They have the perfect contracts to eventually trade for a star, got rid of all of the dead weight from last season and are set up to be good within a year or two.  

I’ve loved this offseason for the Detroit Pistons, who finally have some direction and a plan. 

Loser: Philadelphia 76ers 

Most people disagree with me on this one and would rank Philly as one of the big winners after they signed Paul George in free agency. 

Let me ask you, which player would you rather have:?

Player A: 24ppg, 5.3 apg, 4.3 rpg on 48% FG and 33% from 3-point range 

Player B: 22 ppg, 3.4 apg, 5.2 rpg on 47% FG and 41% from 3-point range 

Player A has played 358 combined games in the last five seasons. 

Player B has played 263 combined games in the last five seasons. 

You can probably make an argument for either one but Player A is 34-year-old DeMar DeRozan, who just signed a 3 year/$74 million deal and Player B is 34-year-old Paul George, who just signed a 4 year/$212 million max contract. 

You can argue fit and who is better, but it’s wild to me how much the perception of these two players differs, as George was considered the big fish of the offseason even though he always gets hurt and cost three times more than DeRozan, who is a durable scoring machine.

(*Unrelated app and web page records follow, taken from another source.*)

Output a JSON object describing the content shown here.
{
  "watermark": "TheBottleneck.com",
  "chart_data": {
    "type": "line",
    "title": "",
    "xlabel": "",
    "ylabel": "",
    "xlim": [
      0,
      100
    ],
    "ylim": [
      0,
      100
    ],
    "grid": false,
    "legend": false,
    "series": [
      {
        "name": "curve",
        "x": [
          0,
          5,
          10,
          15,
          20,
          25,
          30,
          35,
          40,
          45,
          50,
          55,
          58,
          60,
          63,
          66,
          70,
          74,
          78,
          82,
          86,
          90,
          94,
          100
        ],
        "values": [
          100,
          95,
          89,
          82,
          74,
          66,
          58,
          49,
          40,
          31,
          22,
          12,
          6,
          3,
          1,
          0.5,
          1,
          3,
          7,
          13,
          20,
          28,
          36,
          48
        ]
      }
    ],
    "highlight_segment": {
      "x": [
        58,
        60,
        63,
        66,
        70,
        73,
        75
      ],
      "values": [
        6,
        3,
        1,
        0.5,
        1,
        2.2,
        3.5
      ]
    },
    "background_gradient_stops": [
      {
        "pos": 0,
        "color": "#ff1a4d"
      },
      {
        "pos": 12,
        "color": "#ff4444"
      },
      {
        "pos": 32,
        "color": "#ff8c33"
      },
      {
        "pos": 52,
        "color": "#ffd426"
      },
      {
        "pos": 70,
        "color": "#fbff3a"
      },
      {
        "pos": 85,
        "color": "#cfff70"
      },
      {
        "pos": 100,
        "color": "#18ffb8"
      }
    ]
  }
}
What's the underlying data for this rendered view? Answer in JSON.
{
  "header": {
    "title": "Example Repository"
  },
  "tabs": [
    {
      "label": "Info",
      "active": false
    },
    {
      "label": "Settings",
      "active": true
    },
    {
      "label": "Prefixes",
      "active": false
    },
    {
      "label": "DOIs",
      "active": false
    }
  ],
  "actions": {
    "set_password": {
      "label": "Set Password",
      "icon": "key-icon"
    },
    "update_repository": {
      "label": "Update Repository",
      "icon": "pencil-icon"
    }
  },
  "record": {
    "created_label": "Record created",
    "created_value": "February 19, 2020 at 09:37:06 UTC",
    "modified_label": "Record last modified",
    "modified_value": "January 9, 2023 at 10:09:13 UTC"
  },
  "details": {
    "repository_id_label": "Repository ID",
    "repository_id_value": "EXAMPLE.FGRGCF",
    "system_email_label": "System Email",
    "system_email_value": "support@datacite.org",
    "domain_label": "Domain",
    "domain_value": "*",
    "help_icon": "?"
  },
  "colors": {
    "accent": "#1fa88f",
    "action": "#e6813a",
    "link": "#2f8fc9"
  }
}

I’ll eat one of my socks if both Joel Embiid and Paul George are both healthy come playoff time. Yes, a three-headed monster of Embiid, George and Maxey is theoretically the best in the East, but only if they are all on the floor.

You trust Paul George, who just played 74 games (most since 2018) in a contract year to stay healthy? I don’t. 

Philly might have been better off spreading that money around, as they have no depth and currently will have to slot role players Kelly Oubre Jr and Caleb Martin into the starting five with virtually no bench behind them. 

I could be completely wrong, as Philly had the biggest boom or bust offseason in the NBA, but they are one injury away from potentially being out of the playoff picture next season. They may have to sacrifice their regular season just to keep these guys healthy. 

You can bookmark this to call me an idiot if they win the title next season, but I don’t see it.